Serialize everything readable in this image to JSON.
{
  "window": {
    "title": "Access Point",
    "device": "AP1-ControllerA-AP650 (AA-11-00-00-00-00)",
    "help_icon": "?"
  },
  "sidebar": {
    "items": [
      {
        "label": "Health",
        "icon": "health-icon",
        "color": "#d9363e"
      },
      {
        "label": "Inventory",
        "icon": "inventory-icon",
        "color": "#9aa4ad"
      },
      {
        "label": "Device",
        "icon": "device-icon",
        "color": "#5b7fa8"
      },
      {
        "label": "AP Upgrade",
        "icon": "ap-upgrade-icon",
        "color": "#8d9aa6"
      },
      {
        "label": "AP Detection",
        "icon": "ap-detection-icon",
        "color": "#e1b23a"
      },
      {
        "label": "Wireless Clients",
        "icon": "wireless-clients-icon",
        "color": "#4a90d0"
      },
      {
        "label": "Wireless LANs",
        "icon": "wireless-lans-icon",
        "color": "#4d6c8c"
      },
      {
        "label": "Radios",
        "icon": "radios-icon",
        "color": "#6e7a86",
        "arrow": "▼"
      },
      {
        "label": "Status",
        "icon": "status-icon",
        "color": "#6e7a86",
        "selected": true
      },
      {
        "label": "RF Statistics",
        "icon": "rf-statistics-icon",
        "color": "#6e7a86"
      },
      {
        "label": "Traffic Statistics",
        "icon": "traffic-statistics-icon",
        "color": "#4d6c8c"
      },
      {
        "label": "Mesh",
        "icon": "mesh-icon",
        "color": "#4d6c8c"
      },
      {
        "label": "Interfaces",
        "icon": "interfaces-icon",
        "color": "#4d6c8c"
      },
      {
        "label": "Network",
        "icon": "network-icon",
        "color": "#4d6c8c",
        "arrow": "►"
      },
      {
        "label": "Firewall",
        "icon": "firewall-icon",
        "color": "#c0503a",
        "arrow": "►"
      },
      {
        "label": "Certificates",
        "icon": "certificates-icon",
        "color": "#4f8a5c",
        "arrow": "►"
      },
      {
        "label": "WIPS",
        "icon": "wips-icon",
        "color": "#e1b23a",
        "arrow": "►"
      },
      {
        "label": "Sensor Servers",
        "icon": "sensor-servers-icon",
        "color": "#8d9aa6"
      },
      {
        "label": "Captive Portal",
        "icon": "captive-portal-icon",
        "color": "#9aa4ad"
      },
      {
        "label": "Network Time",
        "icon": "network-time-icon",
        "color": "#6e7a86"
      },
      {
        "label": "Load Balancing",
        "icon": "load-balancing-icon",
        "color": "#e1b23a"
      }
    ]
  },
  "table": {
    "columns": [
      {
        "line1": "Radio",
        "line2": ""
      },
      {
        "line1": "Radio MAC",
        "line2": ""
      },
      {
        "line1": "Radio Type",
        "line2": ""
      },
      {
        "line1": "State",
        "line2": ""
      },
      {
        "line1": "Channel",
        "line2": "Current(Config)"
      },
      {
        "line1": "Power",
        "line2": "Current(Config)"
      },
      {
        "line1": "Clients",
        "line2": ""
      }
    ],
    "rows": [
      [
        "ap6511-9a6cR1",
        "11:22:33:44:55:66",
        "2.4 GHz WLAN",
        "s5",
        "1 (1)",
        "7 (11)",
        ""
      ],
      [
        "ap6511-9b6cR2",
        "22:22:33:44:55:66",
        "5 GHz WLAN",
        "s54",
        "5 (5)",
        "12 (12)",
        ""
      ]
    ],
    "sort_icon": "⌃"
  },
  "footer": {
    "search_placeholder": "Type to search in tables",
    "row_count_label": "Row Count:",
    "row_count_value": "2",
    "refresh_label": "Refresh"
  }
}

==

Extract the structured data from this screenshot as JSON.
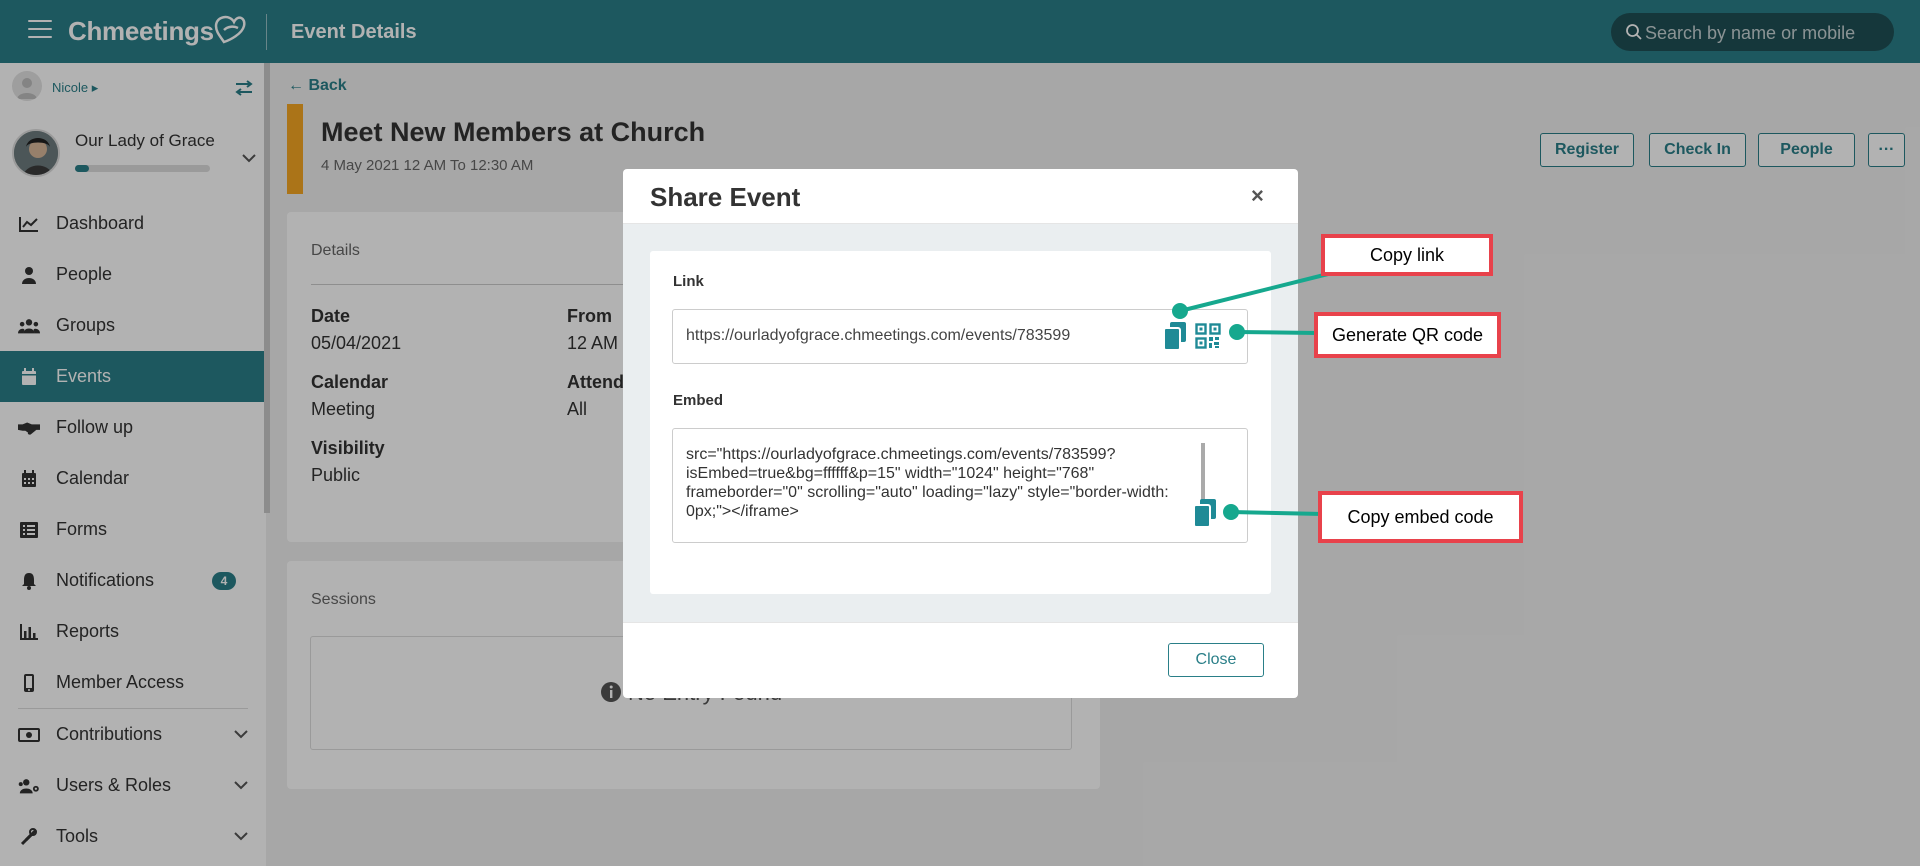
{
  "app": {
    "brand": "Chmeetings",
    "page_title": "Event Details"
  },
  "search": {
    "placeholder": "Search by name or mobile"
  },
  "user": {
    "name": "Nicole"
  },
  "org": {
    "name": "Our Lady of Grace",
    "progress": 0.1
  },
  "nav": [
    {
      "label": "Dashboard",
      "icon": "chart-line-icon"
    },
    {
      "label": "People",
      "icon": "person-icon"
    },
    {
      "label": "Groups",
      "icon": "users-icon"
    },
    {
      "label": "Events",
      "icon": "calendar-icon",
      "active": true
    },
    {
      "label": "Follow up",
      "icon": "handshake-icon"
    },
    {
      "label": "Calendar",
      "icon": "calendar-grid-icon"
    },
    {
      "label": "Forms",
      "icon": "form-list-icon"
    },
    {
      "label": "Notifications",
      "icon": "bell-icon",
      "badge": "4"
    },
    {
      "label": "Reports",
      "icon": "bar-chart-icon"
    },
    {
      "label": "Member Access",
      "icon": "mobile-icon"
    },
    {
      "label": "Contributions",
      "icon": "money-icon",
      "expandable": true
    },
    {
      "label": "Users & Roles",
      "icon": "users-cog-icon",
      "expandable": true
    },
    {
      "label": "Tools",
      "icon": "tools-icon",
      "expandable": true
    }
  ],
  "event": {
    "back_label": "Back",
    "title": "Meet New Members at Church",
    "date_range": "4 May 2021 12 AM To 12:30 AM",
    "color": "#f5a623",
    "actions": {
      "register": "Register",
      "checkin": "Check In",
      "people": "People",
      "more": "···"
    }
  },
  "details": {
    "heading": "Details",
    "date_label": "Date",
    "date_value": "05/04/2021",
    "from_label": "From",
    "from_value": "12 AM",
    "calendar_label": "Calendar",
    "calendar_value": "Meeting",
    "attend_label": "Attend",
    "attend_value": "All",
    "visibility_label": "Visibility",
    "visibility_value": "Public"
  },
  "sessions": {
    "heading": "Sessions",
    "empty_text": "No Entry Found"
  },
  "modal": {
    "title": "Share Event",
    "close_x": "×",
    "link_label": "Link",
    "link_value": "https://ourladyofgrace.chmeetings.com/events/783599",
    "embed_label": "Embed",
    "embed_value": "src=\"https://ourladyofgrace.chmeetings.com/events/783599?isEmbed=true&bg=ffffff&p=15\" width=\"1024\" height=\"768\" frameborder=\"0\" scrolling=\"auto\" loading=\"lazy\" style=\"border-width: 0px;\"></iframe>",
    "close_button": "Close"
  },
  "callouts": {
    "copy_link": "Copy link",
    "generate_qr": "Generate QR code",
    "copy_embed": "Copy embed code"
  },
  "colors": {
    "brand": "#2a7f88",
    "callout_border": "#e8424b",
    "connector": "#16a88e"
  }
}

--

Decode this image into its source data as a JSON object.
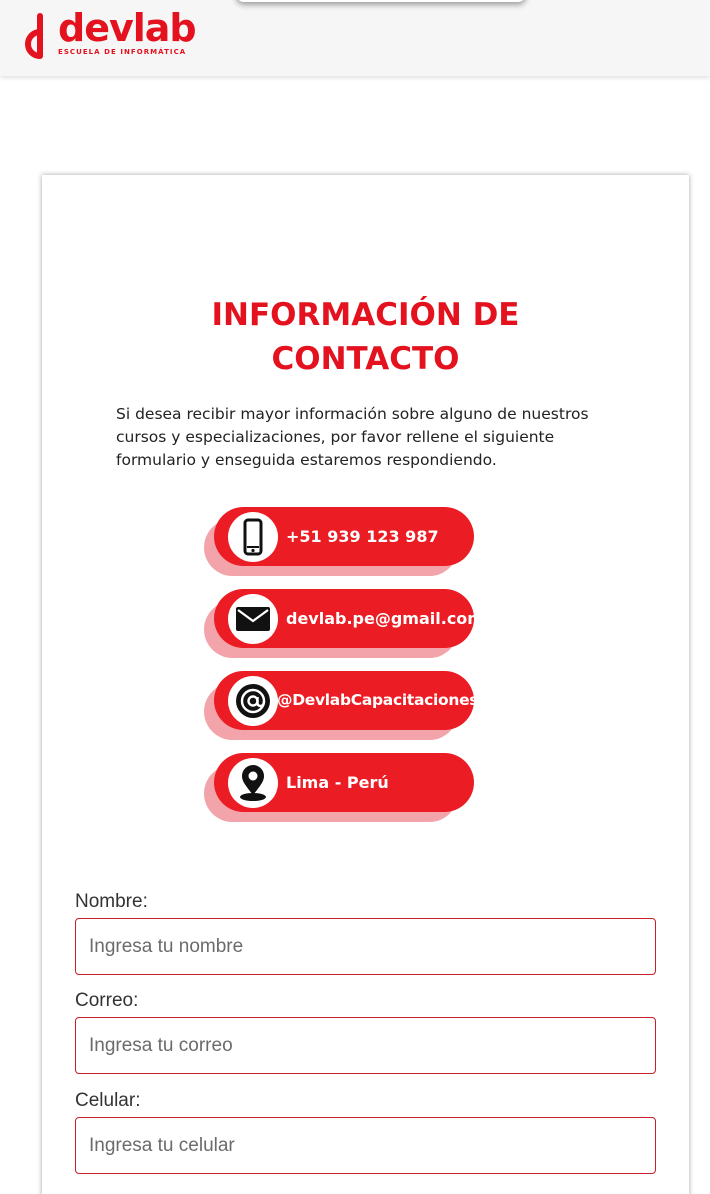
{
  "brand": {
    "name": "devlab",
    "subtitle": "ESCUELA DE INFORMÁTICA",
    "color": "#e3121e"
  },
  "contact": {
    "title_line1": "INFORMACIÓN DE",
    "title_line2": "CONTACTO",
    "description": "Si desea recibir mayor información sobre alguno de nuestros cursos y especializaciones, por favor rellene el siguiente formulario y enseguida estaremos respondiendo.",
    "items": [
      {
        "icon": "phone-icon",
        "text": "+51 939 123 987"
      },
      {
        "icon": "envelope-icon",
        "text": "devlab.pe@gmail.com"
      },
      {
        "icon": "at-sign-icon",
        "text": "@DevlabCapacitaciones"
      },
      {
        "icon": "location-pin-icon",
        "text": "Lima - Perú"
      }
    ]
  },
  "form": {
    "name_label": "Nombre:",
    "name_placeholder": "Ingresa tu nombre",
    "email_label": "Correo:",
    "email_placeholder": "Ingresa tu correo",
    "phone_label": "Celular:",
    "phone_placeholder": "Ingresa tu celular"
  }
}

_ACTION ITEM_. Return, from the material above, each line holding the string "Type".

_ANSWER TO THE EXERCISE_.
        "line1": "Radio Type",
    "search_placeholder": "Type to search in tables",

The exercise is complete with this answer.